◆ Exercise directions ◆
Return each line of the listing that follows in which the string "residential" can be found.

╔══

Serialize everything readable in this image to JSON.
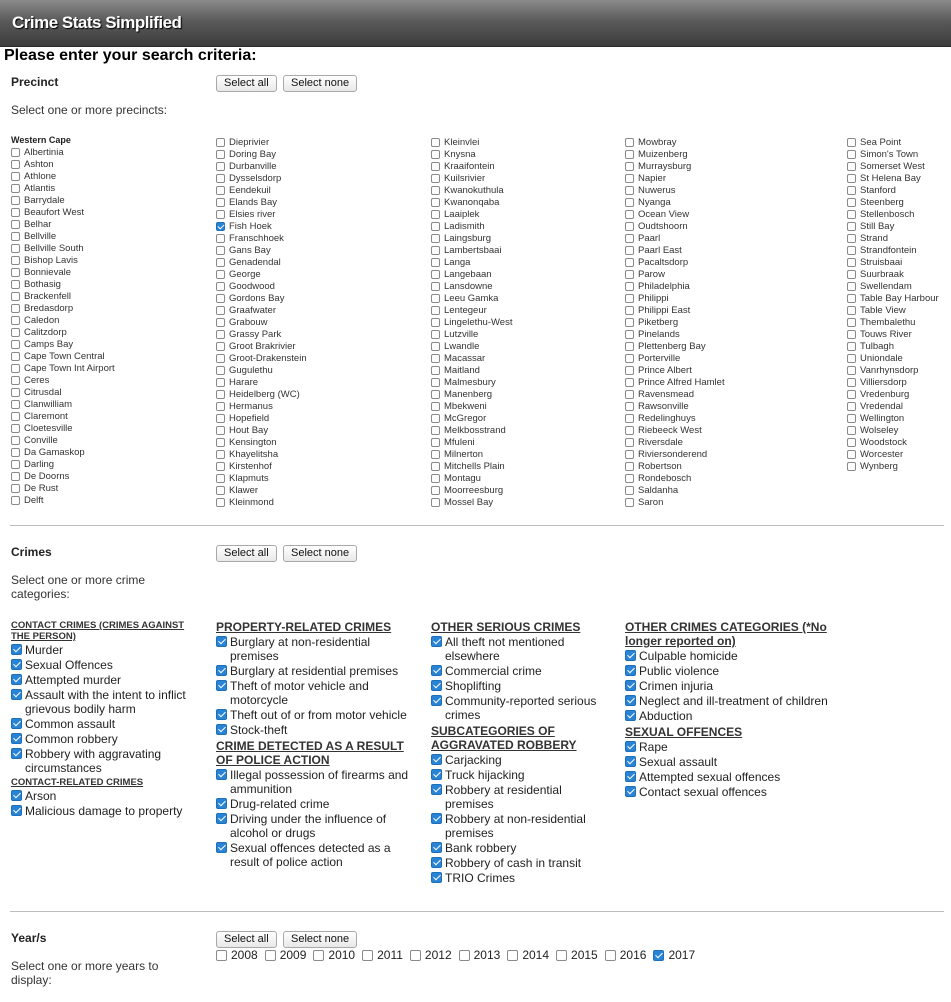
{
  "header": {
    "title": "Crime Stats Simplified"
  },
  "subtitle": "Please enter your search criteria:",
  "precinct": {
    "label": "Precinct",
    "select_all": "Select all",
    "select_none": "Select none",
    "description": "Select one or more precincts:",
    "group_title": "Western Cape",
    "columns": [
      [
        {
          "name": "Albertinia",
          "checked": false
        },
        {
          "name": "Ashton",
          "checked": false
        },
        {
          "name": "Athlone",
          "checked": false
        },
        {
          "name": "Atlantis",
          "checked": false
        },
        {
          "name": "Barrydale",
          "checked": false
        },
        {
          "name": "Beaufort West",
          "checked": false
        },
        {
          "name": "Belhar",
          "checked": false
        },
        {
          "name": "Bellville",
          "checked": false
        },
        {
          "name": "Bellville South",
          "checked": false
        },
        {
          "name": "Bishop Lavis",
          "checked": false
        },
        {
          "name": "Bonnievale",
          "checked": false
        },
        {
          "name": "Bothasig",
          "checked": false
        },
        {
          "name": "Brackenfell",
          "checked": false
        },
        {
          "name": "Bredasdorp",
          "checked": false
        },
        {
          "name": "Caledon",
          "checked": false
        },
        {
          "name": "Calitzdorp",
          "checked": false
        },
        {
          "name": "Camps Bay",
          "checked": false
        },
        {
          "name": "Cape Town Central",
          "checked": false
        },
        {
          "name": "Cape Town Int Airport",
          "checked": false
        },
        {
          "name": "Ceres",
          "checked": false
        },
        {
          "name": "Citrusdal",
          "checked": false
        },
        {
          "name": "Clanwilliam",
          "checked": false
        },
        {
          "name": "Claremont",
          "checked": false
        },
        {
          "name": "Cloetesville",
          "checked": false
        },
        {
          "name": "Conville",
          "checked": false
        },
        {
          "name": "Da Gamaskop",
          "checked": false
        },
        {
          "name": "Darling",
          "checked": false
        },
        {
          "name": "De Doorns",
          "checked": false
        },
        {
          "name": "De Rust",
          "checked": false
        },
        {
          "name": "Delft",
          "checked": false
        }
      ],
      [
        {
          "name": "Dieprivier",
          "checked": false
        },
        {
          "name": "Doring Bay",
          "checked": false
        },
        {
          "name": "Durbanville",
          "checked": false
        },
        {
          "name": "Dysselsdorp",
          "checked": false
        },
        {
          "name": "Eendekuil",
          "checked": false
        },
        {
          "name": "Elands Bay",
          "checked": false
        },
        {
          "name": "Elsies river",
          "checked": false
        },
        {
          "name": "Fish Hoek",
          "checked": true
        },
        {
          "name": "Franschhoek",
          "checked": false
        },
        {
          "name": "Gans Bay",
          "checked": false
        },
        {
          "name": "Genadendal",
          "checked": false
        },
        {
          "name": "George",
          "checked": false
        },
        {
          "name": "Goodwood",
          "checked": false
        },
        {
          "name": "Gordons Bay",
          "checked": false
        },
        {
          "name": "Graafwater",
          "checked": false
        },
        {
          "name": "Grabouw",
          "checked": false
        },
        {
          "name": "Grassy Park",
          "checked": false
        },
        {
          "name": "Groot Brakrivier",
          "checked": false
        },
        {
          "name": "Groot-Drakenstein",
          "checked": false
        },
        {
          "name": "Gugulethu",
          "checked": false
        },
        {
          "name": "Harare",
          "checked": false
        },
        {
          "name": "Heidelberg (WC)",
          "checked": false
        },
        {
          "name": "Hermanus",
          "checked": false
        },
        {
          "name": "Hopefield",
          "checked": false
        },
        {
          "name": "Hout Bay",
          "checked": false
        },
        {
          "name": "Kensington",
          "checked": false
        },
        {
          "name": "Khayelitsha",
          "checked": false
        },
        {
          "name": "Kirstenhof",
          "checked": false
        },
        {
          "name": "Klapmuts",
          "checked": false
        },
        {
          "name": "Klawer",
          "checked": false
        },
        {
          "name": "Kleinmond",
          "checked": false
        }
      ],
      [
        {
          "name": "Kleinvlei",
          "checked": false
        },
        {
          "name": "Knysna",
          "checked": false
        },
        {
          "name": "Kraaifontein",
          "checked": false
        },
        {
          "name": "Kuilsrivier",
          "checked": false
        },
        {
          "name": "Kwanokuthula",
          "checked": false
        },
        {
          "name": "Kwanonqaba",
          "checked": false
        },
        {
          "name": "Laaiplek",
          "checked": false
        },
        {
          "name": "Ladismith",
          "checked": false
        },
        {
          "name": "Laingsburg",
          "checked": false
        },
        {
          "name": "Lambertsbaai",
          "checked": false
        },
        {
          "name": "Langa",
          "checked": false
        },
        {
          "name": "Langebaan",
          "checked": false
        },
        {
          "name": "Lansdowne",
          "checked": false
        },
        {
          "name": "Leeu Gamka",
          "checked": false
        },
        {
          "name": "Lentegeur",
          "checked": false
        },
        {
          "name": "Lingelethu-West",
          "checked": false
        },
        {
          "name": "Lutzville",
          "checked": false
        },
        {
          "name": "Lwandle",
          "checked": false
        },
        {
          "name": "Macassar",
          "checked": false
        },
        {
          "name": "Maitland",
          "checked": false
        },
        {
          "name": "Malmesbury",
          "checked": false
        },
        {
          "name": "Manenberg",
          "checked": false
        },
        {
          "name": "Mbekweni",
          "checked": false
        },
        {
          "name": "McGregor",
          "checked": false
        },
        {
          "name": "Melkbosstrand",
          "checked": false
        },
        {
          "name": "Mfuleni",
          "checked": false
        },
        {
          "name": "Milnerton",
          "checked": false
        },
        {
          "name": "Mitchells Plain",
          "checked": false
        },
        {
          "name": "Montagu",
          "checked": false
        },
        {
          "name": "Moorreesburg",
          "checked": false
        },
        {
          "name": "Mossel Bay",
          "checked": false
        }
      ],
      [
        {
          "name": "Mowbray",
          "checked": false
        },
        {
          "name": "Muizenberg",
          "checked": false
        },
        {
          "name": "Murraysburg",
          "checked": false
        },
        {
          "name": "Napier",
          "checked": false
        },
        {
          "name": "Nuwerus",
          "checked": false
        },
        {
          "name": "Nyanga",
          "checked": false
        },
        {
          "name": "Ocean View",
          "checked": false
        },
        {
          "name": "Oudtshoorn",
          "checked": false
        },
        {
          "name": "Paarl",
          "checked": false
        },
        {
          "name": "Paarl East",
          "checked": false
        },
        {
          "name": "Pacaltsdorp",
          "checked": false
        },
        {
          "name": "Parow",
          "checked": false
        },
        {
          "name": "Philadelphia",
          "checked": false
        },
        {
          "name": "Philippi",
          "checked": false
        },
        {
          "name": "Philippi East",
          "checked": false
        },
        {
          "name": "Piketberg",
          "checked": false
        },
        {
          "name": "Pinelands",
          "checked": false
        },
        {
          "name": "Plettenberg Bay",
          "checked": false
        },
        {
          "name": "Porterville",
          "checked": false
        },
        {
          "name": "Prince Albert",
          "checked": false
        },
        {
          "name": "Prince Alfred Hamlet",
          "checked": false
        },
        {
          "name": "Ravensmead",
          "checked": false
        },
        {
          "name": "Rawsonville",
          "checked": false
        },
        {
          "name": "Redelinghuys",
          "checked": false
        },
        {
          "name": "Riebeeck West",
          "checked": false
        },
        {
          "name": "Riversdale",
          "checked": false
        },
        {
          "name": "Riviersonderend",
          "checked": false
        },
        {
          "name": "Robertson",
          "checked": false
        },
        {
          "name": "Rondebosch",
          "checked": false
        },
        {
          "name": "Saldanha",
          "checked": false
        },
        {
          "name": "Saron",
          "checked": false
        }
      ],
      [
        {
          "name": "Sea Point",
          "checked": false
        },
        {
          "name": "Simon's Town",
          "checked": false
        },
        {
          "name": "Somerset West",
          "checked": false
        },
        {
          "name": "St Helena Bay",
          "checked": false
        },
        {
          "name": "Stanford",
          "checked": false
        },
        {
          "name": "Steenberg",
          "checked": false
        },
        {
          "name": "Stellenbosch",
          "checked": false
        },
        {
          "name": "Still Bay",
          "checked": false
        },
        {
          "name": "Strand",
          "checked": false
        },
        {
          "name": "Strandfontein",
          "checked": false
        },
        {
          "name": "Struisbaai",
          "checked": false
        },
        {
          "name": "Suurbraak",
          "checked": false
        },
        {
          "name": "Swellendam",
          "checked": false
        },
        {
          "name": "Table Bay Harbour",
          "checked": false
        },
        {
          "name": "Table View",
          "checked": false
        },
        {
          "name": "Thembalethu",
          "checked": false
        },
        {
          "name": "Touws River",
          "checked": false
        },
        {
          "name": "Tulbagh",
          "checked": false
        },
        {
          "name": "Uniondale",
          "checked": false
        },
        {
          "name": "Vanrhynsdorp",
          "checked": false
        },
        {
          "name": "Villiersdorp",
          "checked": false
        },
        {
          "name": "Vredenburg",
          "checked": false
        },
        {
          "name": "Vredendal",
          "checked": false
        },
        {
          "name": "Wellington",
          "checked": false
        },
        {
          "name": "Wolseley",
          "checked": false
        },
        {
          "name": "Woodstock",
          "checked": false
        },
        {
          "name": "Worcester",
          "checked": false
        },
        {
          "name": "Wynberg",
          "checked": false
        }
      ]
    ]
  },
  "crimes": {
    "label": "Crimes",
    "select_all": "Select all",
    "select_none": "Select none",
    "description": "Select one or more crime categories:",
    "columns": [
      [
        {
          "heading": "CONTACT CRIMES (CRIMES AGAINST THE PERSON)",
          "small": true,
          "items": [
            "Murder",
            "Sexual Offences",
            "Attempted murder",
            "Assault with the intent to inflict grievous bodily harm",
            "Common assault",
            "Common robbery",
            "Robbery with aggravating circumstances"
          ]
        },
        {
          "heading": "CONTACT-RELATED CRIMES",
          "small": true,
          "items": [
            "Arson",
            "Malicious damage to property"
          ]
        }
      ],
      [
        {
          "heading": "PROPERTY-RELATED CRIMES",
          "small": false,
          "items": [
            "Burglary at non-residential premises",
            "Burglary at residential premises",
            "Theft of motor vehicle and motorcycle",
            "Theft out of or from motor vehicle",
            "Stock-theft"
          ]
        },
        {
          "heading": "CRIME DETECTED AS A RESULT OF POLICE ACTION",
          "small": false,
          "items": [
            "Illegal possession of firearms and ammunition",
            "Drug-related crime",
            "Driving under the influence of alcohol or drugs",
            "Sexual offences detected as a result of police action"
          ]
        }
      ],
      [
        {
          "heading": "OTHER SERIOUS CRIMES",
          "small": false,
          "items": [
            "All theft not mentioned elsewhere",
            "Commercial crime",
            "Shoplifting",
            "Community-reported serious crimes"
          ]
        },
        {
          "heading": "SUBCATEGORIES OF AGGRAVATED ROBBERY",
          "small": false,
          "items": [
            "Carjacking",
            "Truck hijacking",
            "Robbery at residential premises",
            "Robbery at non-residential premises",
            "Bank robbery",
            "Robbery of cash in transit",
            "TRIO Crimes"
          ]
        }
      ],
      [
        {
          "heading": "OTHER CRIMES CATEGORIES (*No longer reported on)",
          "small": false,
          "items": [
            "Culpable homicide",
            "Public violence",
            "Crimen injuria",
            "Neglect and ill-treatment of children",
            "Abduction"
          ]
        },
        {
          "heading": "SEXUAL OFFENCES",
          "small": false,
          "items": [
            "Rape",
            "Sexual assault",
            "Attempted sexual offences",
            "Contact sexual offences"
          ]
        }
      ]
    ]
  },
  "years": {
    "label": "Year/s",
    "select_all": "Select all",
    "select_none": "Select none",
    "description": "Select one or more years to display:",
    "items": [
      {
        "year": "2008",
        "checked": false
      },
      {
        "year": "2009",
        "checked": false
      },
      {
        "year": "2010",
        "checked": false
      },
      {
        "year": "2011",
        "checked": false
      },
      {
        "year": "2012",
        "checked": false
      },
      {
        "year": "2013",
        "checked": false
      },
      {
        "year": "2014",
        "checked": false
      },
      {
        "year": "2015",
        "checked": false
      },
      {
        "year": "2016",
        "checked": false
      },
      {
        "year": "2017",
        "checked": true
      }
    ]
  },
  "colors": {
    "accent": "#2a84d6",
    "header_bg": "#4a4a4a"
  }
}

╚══

◆ Exercise result ◆
            "Burglary at non-residential premises",
            "Burglary at residential premises",
            "Robbery at residential premises",
            "Robbery at non-residential premises",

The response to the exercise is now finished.